Main depots are located in Aberdeen, Elgin, Inverness, Macduff, Perth, Peterhead, Stonehaven, Tain, Methil, Kirkcaldy, St Andrews, Glenrothes, Dunfermline, Cowdenbeath, Dundee, Arbroath, Blairgowrie, Forfar and Montrose. Various rural outstations also exist throughout the Bluebird operating area, mainly due to the rural nature of many of the company's services.
While competing with Strathtay in Perth, Stagecoach purchased Inverness Traction from its receivers for £60,000 in November 1989. Inverness Traction, which had failed twice in its competition with Highland Scottish in Inverness, would soon emerge as the dominant operator in the area after a period of competition that resulted in Highland selling some 30 vehicles to Stagecoach together with its Tain depot, and the remainder of its Inverness and Easter Ross operations.

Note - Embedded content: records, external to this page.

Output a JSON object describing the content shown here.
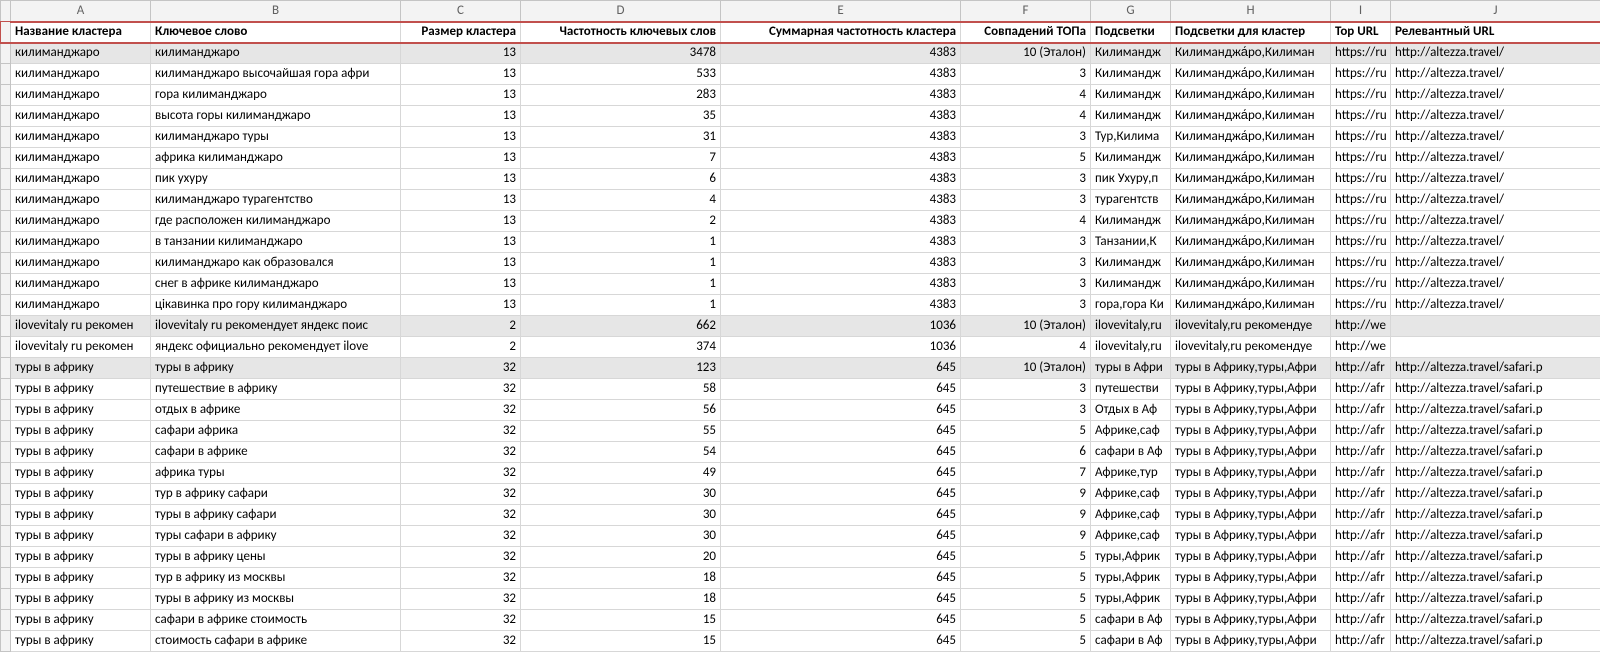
{
  "columns": [
    "A",
    "B",
    "C",
    "D",
    "E",
    "F",
    "G",
    "H",
    "I",
    "J"
  ],
  "headers": {
    "A": "Название кластера",
    "B": "Ключевое слово",
    "C": "Размер кластера",
    "D": "Частотность ключевых слов",
    "E": "Суммарная частотность кластера",
    "F": "Совпадений ТОПа",
    "G": "Подсветки",
    "H": "Подсветки для кластер",
    "I": "Top URL",
    "J": "Релевантный URL"
  },
  "rows": [
    {
      "shade": true,
      "A": "килиманджаро",
      "B": "килиманджаро",
      "C": "13",
      "D": "3478",
      "E": "4383",
      "F": "10 (Эталон)",
      "G": "Килимандж",
      "H": "Килиманджа́ро,Килиман",
      "I": "https://ru",
      "J": "http://altezza.travel/"
    },
    {
      "A": "килиманджаро",
      "B": "килиманджаро высочайшая гора афри",
      "C": "13",
      "D": "533",
      "E": "4383",
      "F": "3",
      "G": "Килимандж",
      "H": "Килиманджа́ро,Килиман",
      "I": "https://ru",
      "J": "http://altezza.travel/"
    },
    {
      "A": "килиманджаро",
      "B": "гора килиманджаро",
      "C": "13",
      "D": "283",
      "E": "4383",
      "F": "4",
      "G": "Килимандж",
      "H": "Килиманджа́ро,Килиман",
      "I": "https://ru",
      "J": "http://altezza.travel/"
    },
    {
      "A": "килиманджаро",
      "B": "высота горы килиманджаро",
      "C": "13",
      "D": "35",
      "E": "4383",
      "F": "4",
      "G": "Килимандж",
      "H": "Килиманджа́ро,Килиман",
      "I": "https://ru",
      "J": "http://altezza.travel/"
    },
    {
      "A": "килиманджаро",
      "B": "килиманджаро туры",
      "C": "13",
      "D": "31",
      "E": "4383",
      "F": "3",
      "G": "Тур,Килима",
      "H": "Килиманджа́ро,Килиман",
      "I": "https://ru",
      "J": "http://altezza.travel/"
    },
    {
      "A": "килиманджаро",
      "B": "африка килиманджаро",
      "C": "13",
      "D": "7",
      "E": "4383",
      "F": "5",
      "G": "Килимандж",
      "H": "Килиманджа́ро,Килиман",
      "I": "https://ru",
      "J": "http://altezza.travel/"
    },
    {
      "A": "килиманджаро",
      "B": "пик ухуру",
      "C": "13",
      "D": "6",
      "E": "4383",
      "F": "3",
      "G": "пик Ухуру,п",
      "H": "Килиманджа́ро,Килиман",
      "I": "https://ru",
      "J": "http://altezza.travel/"
    },
    {
      "A": "килиманджаро",
      "B": "килиманджаро турагентство",
      "C": "13",
      "D": "4",
      "E": "4383",
      "F": "3",
      "G": "турагентств",
      "H": "Килиманджа́ро,Килиман",
      "I": "https://ru",
      "J": "http://altezza.travel/"
    },
    {
      "A": "килиманджаро",
      "B": "где расположен килиманджаро",
      "C": "13",
      "D": "2",
      "E": "4383",
      "F": "4",
      "G": "Килимандж",
      "H": "Килиманджа́ро,Килиман",
      "I": "https://ru",
      "J": "http://altezza.travel/"
    },
    {
      "A": "килиманджаро",
      "B": "в танзании килиманджаро",
      "C": "13",
      "D": "1",
      "E": "4383",
      "F": "3",
      "G": "Танзании,К",
      "H": "Килиманджа́ро,Килиман",
      "I": "https://ru",
      "J": "http://altezza.travel/"
    },
    {
      "A": "килиманджаро",
      "B": "килиманджаро как образовался",
      "C": "13",
      "D": "1",
      "E": "4383",
      "F": "3",
      "G": "Килимандж",
      "H": "Килиманджа́ро,Килиман",
      "I": "https://ru",
      "J": "http://altezza.travel/"
    },
    {
      "A": "килиманджаро",
      "B": "снег в африке килиманджаро",
      "C": "13",
      "D": "1",
      "E": "4383",
      "F": "3",
      "G": "Килимандж",
      "H": "Килиманджа́ро,Килиман",
      "I": "https://ru",
      "J": "http://altezza.travel/"
    },
    {
      "A": "килиманджаро",
      "B": "цікавинка про гору килиманджаро",
      "C": "13",
      "D": "1",
      "E": "4383",
      "F": "3",
      "G": "гора,гора Ки",
      "H": "Килиманджа́ро,Килиман",
      "I": "https://ru",
      "J": "http://altezza.travel/"
    },
    {
      "shade": true,
      "A": "ilovevitaly ru рекомен",
      "B": "ilovevitaly ru рекомендует яндекс поис",
      "C": "2",
      "D": "662",
      "E": "1036",
      "F": "10 (Эталон)",
      "G": "ilovevitaly,ru",
      "H": "ilovevitaly,ru рекомендуе",
      "I": "http://we",
      "J": ""
    },
    {
      "A": "ilovevitaly ru рекомен",
      "B": "яндекс официально рекомендует ilove",
      "C": "2",
      "D": "374",
      "E": "1036",
      "F": "4",
      "G": "ilovevitaly,ru",
      "H": "ilovevitaly,ru рекомендуе",
      "I": "http://we",
      "J": ""
    },
    {
      "shade": true,
      "A": "туры в африку",
      "B": "туры в африку",
      "C": "32",
      "D": "123",
      "E": "645",
      "F": "10 (Эталон)",
      "G": "туры в Афри",
      "H": "туры в Африку,туры,Афри",
      "I": "http://afr",
      "J": "http://altezza.travel/safari.p"
    },
    {
      "A": "туры в африку",
      "B": "путешествие в африку",
      "C": "32",
      "D": "58",
      "E": "645",
      "F": "3",
      "G": "путешестви",
      "H": "туры в Африку,туры,Афри",
      "I": "http://afr",
      "J": "http://altezza.travel/safari.p"
    },
    {
      "A": "туры в африку",
      "B": "отдых в африке",
      "C": "32",
      "D": "56",
      "E": "645",
      "F": "3",
      "G": "Отдых в Аф",
      "H": "туры в Африку,туры,Афри",
      "I": "http://afr",
      "J": "http://altezza.travel/safari.p"
    },
    {
      "A": "туры в африку",
      "B": "сафари африка",
      "C": "32",
      "D": "55",
      "E": "645",
      "F": "5",
      "G": "Африке,саф",
      "H": "туры в Африку,туры,Афри",
      "I": "http://afr",
      "J": "http://altezza.travel/safari.p"
    },
    {
      "A": "туры в африку",
      "B": "сафари в африке",
      "C": "32",
      "D": "54",
      "E": "645",
      "F": "6",
      "G": "сафари в Аф",
      "H": "туры в Африку,туры,Афри",
      "I": "http://afr",
      "J": "http://altezza.travel/safari.p"
    },
    {
      "A": "туры в африку",
      "B": "африка туры",
      "C": "32",
      "D": "49",
      "E": "645",
      "F": "7",
      "G": "Африке,тур",
      "H": "туры в Африку,туры,Афри",
      "I": "http://afr",
      "J": "http://altezza.travel/safari.p"
    },
    {
      "A": "туры в африку",
      "B": "тур в африку сафари",
      "C": "32",
      "D": "30",
      "E": "645",
      "F": "9",
      "G": "Африке,саф",
      "H": "туры в Африку,туры,Афри",
      "I": "http://afr",
      "J": "http://altezza.travel/safari.p"
    },
    {
      "A": "туры в африку",
      "B": "туры в африку сафари",
      "C": "32",
      "D": "30",
      "E": "645",
      "F": "9",
      "G": "Африке,саф",
      "H": "туры в Африку,туры,Афри",
      "I": "http://afr",
      "J": "http://altezza.travel/safari.p"
    },
    {
      "A": "туры в африку",
      "B": "туры сафари в африку",
      "C": "32",
      "D": "30",
      "E": "645",
      "F": "9",
      "G": "Африке,саф",
      "H": "туры в Африку,туры,Афри",
      "I": "http://afr",
      "J": "http://altezza.travel/safari.p"
    },
    {
      "A": "туры в африку",
      "B": "туры в африку цены",
      "C": "32",
      "D": "20",
      "E": "645",
      "F": "5",
      "G": "туры,Африк",
      "H": "туры в Африку,туры,Афри",
      "I": "http://afr",
      "J": "http://altezza.travel/safari.p"
    },
    {
      "A": "туры в африку",
      "B": "тур в африку из москвы",
      "C": "32",
      "D": "18",
      "E": "645",
      "F": "5",
      "G": "туры,Африк",
      "H": "туры в Африку,туры,Афри",
      "I": "http://afr",
      "J": "http://altezza.travel/safari.p"
    },
    {
      "A": "туры в африку",
      "B": "туры в африку из москвы",
      "C": "32",
      "D": "18",
      "E": "645",
      "F": "5",
      "G": "туры,Африк",
      "H": "туры в Африку,туры,Афри",
      "I": "http://afr",
      "J": "http://altezza.travel/safari.p"
    },
    {
      "A": "туры в африку",
      "B": "сафари в африке стоимость",
      "C": "32",
      "D": "15",
      "E": "645",
      "F": "5",
      "G": "сафари в Аф",
      "H": "туры в Африку,туры,Афри",
      "I": "http://afr",
      "J": "http://altezza.travel/safari.p"
    },
    {
      "A": "туры в африку",
      "B": "стоимость сафари в африке",
      "C": "32",
      "D": "15",
      "E": "645",
      "F": "5",
      "G": "сафари в Аф",
      "H": "туры в Африку,туры,Афри",
      "I": "http://afr",
      "J": "http://altezza.travel/safari.p"
    }
  ]
}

On the break up and privatisation of the Scottish Bus Group, Stagecoach was successful in acquiring two of the subsidiaries, namely Northern Scottish Omnibuses Ltd (in March 1991) and Fife Scottish Omnibuses Ltd (in July 1991). Northern Scottish was quickly renamed Bluebird Buses Ltd. Both companies' operations remain largely unchanged from the time they joined the Stagecoach Group.
JW Coaches Ltd of Banchory and Allisons Coaches of Dunfermline were both purchased in April 2000. Both companies concentrated mainly on private hire and schools contracts, with some local tendered services also operated, making them rather surprise additions to the Stagecoach Group. While vehicles and services operated by Allisons Coaches were transferred to the Fife Scottish operating licence, JW Coaches continues to operate as a stand alone unit within Stagecoach East Scotland, operating approximately 15 vehicles from its depot in Banchory. Though these vehicles, mainly minibuses with a few coaches, have been transferred from Stagecoach Bluebird, they wear an all-over white livery with JW Coaches fleetnames; other than the national fleetnumbers, no reference to Stagecoach ownership is visible.
In August 2003 the UK's first entirely commercial demand responsive bus service was launched by Stagecoach East Scotland in Fife. Trading as Yellow Taxibus and using the AA Buses Ltd legal name (transferred from Stagecoach West Scotland where it was purchased with the AA Buses operation in Ayrshire) the operation combined the benefits of a fixed bus route with the flexibility of pre-booked taxi pick-ups. Yellow Taxibus operated a fleet of eight-seater spacious, upmarket Mercedes Vito vehicles on a high-frequency service between Dunfermline and Edinburgh seven days a week, however after a two year trial the loss making service was withdrawn in November 2005. However, buses on the airdirect747 service linking Fife to Edinburgh Airport, introduced in February 2006, are operated under the AA Buses Ltd legal name and operating licence, despite the corporate Stagecoach in Fife appearance of the vehicles.
During 2005, competition broke out between Stagecoach and local operator Scotbus on the Black Isle to Inverness route. Stagecoach introduced the low-fares Magic Mini brand (a variation of Magicbus) on the route, scheduling services to operate minutes before the rival operator and undercutting fares. Competition was acrimonious, with drivers allegedly making rude gestures to one another and being accused of aggressive driving styles. Scotbus complained twice to the Office of Fair Trading over Stagecoach's tactics on the route, though no action was taken. Scotbus eventually withdrew from the route, and the Magic Mini brand was soon dropped by Stagecoach. However, the poor relations between the two companies resulted in an arson attack on Stagecoach's Inverness depot by a Scotbus employee.
On 14 December 2005 Stagecoach purchased the largest remaining private bus company, Barnsley-based Traction Group, for £26m. Traction Group owned Strathtay Scottish, which Stagecoach had pushed out of Perth some 16 years earlier. The Strathtay operations bridged the gap between Stagecoach's Fife, Perth and Bluebird operations, giving the group a vast swathe of the country extending from Edinburgh through to Perth, northwards to Aberdeen and round to Inverness, with only Travel Dundee and First Aberdeen being the major non-Stagecoach operators within that area. Unusually, despite the Strathtay fleet receiving the corporate livery, they are being branded as strathtay with Part of the Stagecoach Group straplines, rather than Stagecoach Strathtay or Stagecoach in Dundee/Angus, which is a break from current corporate practice.
In 2007, Stagecoach in Perth started one of two "Goldine" services as a trial for Stagecoach Group. Along with the service run by Stagecoach Warwickshire, they offer newer vehicles to a higher standard, and are in a special gold and blue livery. The Perth Goldline service is run with new style Alexander Dennis Enviro300s.
In addition to bus operation, Stagecoach East Scotland also operate Fife Ferrytoll, a park and ride facility, in partnership with Fife Council.